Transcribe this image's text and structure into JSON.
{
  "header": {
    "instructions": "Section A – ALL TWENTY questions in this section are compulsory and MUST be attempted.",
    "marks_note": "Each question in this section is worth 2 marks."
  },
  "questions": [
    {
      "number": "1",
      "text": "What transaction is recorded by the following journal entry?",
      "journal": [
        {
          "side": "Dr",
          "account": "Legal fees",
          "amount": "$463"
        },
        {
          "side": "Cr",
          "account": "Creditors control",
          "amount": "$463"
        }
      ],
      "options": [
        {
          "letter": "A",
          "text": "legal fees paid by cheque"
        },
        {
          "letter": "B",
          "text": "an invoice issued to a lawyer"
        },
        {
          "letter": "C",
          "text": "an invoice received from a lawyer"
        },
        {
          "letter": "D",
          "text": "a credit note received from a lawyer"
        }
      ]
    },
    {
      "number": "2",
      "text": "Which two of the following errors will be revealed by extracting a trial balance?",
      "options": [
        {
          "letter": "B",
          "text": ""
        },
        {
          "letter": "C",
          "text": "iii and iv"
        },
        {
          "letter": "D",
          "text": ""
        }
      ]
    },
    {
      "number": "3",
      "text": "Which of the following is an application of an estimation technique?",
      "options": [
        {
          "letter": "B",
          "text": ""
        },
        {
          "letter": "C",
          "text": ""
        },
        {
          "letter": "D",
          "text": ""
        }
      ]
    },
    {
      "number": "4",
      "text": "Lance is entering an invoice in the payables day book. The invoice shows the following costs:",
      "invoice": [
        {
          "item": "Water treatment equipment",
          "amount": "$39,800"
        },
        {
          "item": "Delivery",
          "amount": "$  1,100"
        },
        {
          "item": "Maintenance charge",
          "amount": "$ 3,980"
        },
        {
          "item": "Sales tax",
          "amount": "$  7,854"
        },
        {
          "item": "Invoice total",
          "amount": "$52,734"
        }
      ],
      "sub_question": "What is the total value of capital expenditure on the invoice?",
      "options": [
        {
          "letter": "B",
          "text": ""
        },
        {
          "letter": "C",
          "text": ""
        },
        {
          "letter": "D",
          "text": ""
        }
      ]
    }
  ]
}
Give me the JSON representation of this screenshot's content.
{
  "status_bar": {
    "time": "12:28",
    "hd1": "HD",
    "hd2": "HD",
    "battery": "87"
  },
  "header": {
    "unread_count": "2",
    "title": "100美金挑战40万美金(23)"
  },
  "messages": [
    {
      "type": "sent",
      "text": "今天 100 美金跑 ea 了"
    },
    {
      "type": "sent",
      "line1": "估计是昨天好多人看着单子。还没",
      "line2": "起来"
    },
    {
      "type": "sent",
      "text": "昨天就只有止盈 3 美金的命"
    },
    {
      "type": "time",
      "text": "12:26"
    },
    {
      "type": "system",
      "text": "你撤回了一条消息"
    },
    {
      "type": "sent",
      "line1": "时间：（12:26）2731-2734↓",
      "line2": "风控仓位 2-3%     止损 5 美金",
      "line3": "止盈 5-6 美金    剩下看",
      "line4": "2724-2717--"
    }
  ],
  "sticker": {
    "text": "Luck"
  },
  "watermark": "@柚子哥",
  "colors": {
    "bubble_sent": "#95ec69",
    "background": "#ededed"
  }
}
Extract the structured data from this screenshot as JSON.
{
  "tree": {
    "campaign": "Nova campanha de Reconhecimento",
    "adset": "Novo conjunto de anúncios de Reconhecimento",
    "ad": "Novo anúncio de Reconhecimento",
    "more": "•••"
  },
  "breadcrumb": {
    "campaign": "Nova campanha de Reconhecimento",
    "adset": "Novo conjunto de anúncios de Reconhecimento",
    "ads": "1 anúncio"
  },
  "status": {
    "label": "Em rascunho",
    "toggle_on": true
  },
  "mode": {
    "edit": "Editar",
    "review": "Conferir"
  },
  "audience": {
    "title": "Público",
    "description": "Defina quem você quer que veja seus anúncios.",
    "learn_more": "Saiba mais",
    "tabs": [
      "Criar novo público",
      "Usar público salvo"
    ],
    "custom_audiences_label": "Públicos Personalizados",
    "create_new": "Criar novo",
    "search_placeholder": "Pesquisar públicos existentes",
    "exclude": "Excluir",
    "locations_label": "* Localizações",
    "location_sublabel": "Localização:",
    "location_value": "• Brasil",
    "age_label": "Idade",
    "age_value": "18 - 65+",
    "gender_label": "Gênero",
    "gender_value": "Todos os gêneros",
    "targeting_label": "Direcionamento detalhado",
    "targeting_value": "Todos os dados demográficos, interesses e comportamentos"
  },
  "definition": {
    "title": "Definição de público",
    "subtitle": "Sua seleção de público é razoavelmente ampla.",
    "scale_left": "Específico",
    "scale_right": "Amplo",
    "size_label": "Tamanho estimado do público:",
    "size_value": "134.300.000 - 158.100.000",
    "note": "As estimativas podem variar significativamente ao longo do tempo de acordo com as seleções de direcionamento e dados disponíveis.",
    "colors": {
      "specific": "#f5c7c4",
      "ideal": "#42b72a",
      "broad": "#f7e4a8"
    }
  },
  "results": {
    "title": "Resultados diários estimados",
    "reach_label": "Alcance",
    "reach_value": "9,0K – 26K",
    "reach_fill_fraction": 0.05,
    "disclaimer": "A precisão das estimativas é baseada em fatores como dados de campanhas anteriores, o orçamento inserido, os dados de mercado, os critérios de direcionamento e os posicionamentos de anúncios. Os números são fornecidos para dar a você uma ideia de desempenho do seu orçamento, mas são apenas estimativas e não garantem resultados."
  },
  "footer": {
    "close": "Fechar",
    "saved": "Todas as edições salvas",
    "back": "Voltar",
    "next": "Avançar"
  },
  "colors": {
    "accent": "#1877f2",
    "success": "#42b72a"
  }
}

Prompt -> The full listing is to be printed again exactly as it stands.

Problem solution ->
Transcribe this image's text and structure into JSON.
{
  "header": {
    "instructions": "Section A – ALL TWENTY questions in this section are compulsory and MUST be attempted.",
    "marks_note": "Each question in this section is worth 2 marks."
  },
  "questions": [
    {
      "number": "1",
      "text": "What transaction is recorded by the following journal entry?",
      "journal": [
        {
          "side": "Dr",
          "account": "Legal fees",
          "amount": "$463"
        },
        {
          "side": "Cr",
          "account": "Creditors control",
          "amount": "$463"
        }
      ],
      "options": [
        {
          "letter": "A",
          "text": "legal fees paid by cheque"
        },
        {
          "letter": "B",
          "text": "an invoice issued to a lawyer"
        },
        {
          "letter": "C",
          "text": "an invoice received from a lawyer"
        },
        {
          "letter": "D",
          "text": "a credit note received from a lawyer"
        }
      ]
    },
    {
      "number": "2",
      "text": "Which two of the following errors will be revealed by extracting a trial balance?",
      "options": [
        {
          "letter": "B",
          "text": ""
        },
        {
          "letter": "C",
          "text": "iii and iv"
        },
        {
          "letter": "D",
          "text": ""
        }
      ]
    },
    {
      "number": "3",
      "text": "Which of the following is an application of an estimation technique?",
      "options": [
        {
          "letter": "B",
          "text": ""
        },
        {
          "letter": "C",
          "text": ""
        },
        {
          "letter": "D",
          "text": ""
        }
      ]
    },
    {
      "number": "4",
      "text": "Lance is entering an invoice in the payables day book. The invoice shows the following costs:",
      "invoice": [
        {
          "item": "Water treatment equipment",
          "amount": "$39,800"
        },
        {
          "item": "Delivery",
          "amount": "$  1,100"
        },
        {
          "item": "Maintenance charge",
          "amount": "$ 3,980"
        },
        {
          "item": "Sales tax",
          "amount": "$  7,854"
        },
        {
          "item": "Invoice total",
          "amount": "$52,734"
        }
      ],
      "sub_question": "What is the total value of capital expenditure on the invoice?",
      "options": [
        {
          "letter": "B",
          "text": ""
        },
        {
          "letter": "C",
          "text": ""
        },
        {
          "letter": "D",
          "text": ""
        }
      ]
    }
  ]
}
Give me the JSON representation of this screenshot's content.
{
  "status_bar": {
    "time": "12:28",
    "hd1": "HD",
    "hd2": "HD",
    "battery": "87"
  },
  "header": {
    "unread_count": "2",
    "title": "100美金挑战40万美金(23)"
  },
  "messages": [
    {
      "type": "sent",
      "text": "今天 100 美金跑 ea 了"
    },
    {
      "type": "sent",
      "line1": "估计是昨天好多人看着单子。还没",
      "line2": "起来"
    },
    {
      "type": "sent",
      "text": "昨天就只有止盈 3 美金的命"
    },
    {
      "type": "time",
      "text": "12:26"
    },
    {
      "type": "system",
      "text": "你撤回了一条消息"
    },
    {
      "type": "sent",
      "line1": "时间：（12:26）2731-2734↓",
      "line2": "风控仓位 2-3%     止损 5 美金",
      "line3": "止盈 5-6 美金    剩下看",
      "line4": "2724-2717--"
    }
  ],
  "sticker": {
    "text": "Luck"
  },
  "watermark": "@柚子哥",
  "colors": {
    "bubble_sent": "#95ec69",
    "background": "#ededed"
  }
}
Extract the structured data from this screenshot as JSON.
{
  "tree": {
    "campaign": "Nova campanha de Reconhecimento",
    "adset": "Novo conjunto de anúncios de Reconhecimento",
    "ad": "Novo anúncio de Reconhecimento",
    "more": "•••"
  },
  "breadcrumb": {
    "campaign": "Nova campanha de Reconhecimento",
    "adset": "Novo conjunto de anúncios de Reconhecimento",
    "ads": "1 anúncio"
  },
  "status": {
    "label": "Em rascunho",
    "toggle_on": true
  },
  "mode": {
    "edit": "Editar",
    "review": "Conferir"
  },
  "audience": {
    "title": "Público",
    "description": "Defina quem você quer que veja seus anúncios.",
    "learn_more": "Saiba mais",
    "tabs": [
      "Criar novo público",
      "Usar público salvo"
    ],
    "custom_audiences_label": "Públicos Personalizados",
    "create_new": "Criar novo",
    "search_placeholder": "Pesquisar públicos existentes",
    "exclude": "Excluir",
    "locations_label": "* Localizações",
    "location_sublabel": "Localização:",
    "location_value": "• Brasil",
    "age_label": "Idade",
    "age_value": "18 - 65+",
    "gender_label": "Gênero",
    "gender_value": "Todos os gêneros",
    "targeting_label": "Direcionamento detalhado",
    "targeting_value": "Todos os dados demográficos, interesses e comportamentos"
  },
  "definition": {
    "title": "Definição de público",
    "subtitle": "Sua seleção de público é razoavelmente ampla.",
    "scale_left": "Específico",
    "scale_right": "Amplo",
    "size_label": "Tamanho estimado do público:",
    "size_value": "134.300.000 - 158.100.000",
    "note": "As estimativas podem variar significativamente ao longo do tempo de acordo com as seleções de direcionamento e dados disponíveis.",
    "colors": {
      "specific": "#f5c7c4",
      "ideal": "#42b72a",
      "broad": "#f7e4a8"
    }
  },
  "results": {
    "title": "Resultados diários estimados",
    "reach_label": "Alcance",
    "reach_value": "9,0K – 26K",
    "reach_fill_fraction": 0.05,
    "disclaimer": "A precisão das estimativas é baseada em fatores como dados de campanhas anteriores, o orçamento inserido, os dados de mercado, os critérios de direcionamento e os posicionamentos de anúncios. Os números são fornecidos para dar a você uma ideia de desempenho do seu orçamento, mas são apenas estimativas e não garantem resultados."
  },
  "footer": {
    "close": "Fechar",
    "saved": "Todas as edições salvas",
    "back": "Voltar",
    "next": "Avançar"
  },
  "colors": {
    "accent": "#1877f2",
    "success": "#42b72a"
  }
}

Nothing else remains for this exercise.